At 10 the doors opened and we walked at a leisurely pace to the Microsoft booth and got in line for Halo Wars 2. When it was our turn we got onto one side of a table with another guy, and three other people got onto the other side. And we played 3-on-3 Strongholds. Strongholds is like many other King-of-the-Hill/Capture-and-Hold gameplay types, except that each location you hold is basically a microcosm of the rest of your base. You can build all sorts of units from it. So it’s really a game type that distills the typical RTS base expansion and conflict conceit.

Each player starts with a base–3 on each side of the map, in our case–and you battle over the 7 bases in the middle of the map. The team to hold all 7 for a minute, or the team holding the most when time runs out, is the winner. The action was frantic, with several of the locations being traded back and forth multiple times during our game. All the while we had a Microsoft representative in our team’s headset giving us suggestions and answering our questions. In the end, our team triumphed, but everyone walked away with a t-shirt and pin.

Then we grabbed lunch at Gordon Biersch and headed back into the Expo Hall. I really wanted to play ReCore, but every time that we walked by the Microsoft booth, the lines were capped. In fact, that seemed to be a common theme after the initial lull in the morning. After walking through pretty much the entire Expo Hall twice, taking a look at the tabletop area in the Annex, and perusing the indie stuff (omg Battletech; omg) we called it a day.
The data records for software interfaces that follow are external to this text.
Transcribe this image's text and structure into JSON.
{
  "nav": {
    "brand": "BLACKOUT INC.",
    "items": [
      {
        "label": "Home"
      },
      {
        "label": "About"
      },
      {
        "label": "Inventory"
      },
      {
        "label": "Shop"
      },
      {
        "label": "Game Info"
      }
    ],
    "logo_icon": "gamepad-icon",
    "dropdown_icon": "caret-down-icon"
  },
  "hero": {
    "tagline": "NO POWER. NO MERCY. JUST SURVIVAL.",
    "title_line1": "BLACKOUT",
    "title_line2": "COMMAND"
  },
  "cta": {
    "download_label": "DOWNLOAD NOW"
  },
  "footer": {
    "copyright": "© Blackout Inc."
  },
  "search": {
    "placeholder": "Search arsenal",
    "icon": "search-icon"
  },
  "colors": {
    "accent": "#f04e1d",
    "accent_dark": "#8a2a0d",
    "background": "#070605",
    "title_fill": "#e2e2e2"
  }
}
Hopefully tomorrow the crowds will be more sedate and we’ll be able to play ReCore and a few other things.

But Day 3 is not completely over! Tonight is the yearly live Dungeons & Dragons game and it’ll be live on Twitch again tonight at 6:00p. I know what we’ll be doing at 6.
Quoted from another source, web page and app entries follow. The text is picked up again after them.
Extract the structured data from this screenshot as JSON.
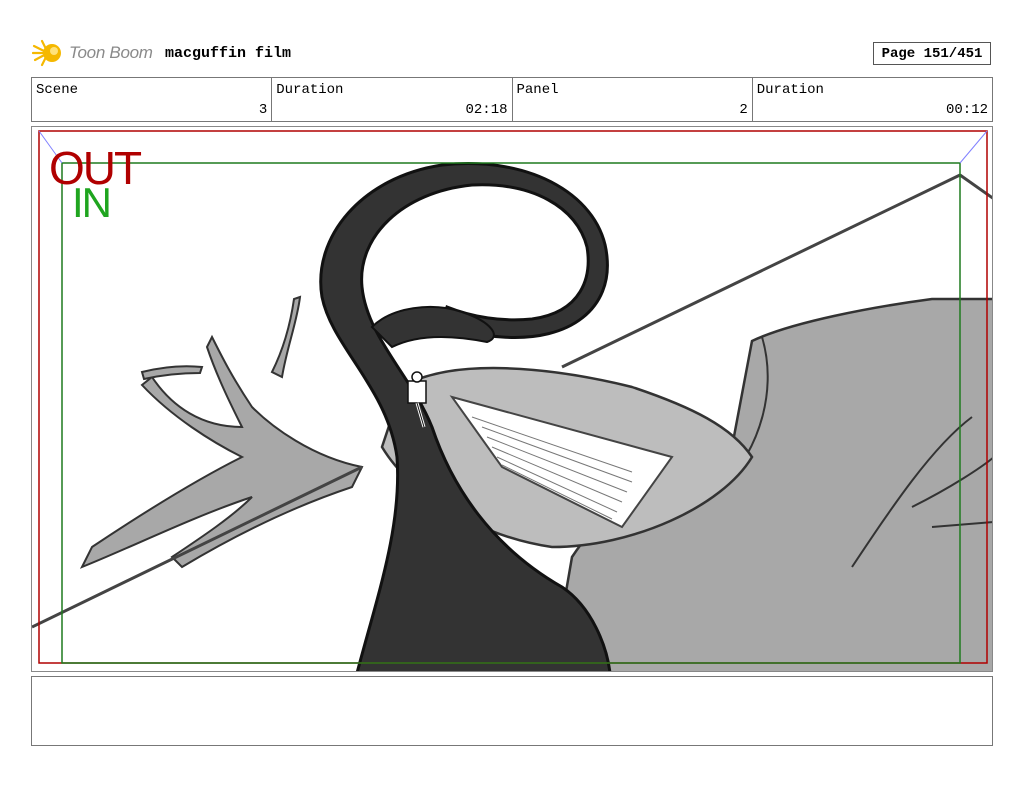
{
  "header": {
    "logo_text": "Toon Boom",
    "film_title": "macguffin film",
    "page": "Page 151/451"
  },
  "info": {
    "scene_label": "Scene",
    "scene_value": "3",
    "duration_label": "Duration",
    "duration_value": "02:18",
    "panel_label": "Panel",
    "panel_value": "2",
    "panel_duration_label": "Duration",
    "panel_duration_value": "00:12"
  },
  "panel": {
    "out_label": "OUT",
    "in_label": "IN",
    "colors": {
      "out_frame": "#b00000",
      "in_frame": "#1f7a1f",
      "accent": "#f5b800"
    }
  },
  "notes": {
    "text": ""
  }
}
PAX 2016 – Day 2

Day 2 complete!

Today’s festivities were brought to you by Blizzard Entertainment. Specifically, World of Warcraft. Even more specifically, the recently-released Legion expansion.

Out of the house by 7:10a, we dropped off Benny at a pet-sitter for the rest of the PAX weekend. He’s happy to go there and we’re happy to be able to be away from the house for hours at a time, potentially late into the evening if something interesting comes up. The rest of the drive into Seattle was smooth and parking was easy. We hit the Starbucks again and got in line in The Queue. This year, and maybe last year, PAX has foregone the old Queue Room construct in favor of a long, meandering queue out into Freeway Park and back. Despite the slight drizzle and some overly-friendly squirrels, I really like the change to an outdoor setting. It’s not as nice to sit down and wait, but the setting is much more soothing. Additionally, it gives all of that space to the Expo Hall to add more goodness.

At 10:00a they let us into the Expo Hall and our party made a beeline to the Blizzard booth where we got in line to play World of Warcraft: Legion. You might be asking, “Erik, haven’t you already been playing Legion for the last several days?” Yes, I’d reply. Then you might continue, pressing the matter, “But Erik, don’t you think that’s odd?” No, I’d reply. Two things make this not-odd. For one, I got to play some Legion intro content with a class/race combination that I’ll probably never play in the game. For two, by completing the demo, I got a neat pin:


I don’t really understand pin collecting and trading. But I appreciate the form factor for pins that are personally relevant.

Because we got done with the Legion demo so quickly, we had time to grab lunch before our next scheduled event. So we headed out to the Seattle Westin and grabbed lunch at the Relish Burger Bistro. This set us up for an easy transfer upstairs to wait for the 1:00p Legion Panel by a number of the Blizzard Game Designers. The panel was really cool for a fan. A little bit of the background and thought process that went into the expansion, some looks forward, and, critically, the announcement of something new.

By the time the Legion panel was done, we were all buzzing with WoW goodness. Rather than risk getting (any more) worn out, we took the positivity and headed home to play some more Legion. Back tomorrow for more time actually playing video games (Microsoft booth, perhaps?) and maybe some tabletop? Who knows! Two more days of PAX have an awful lot of possibilities.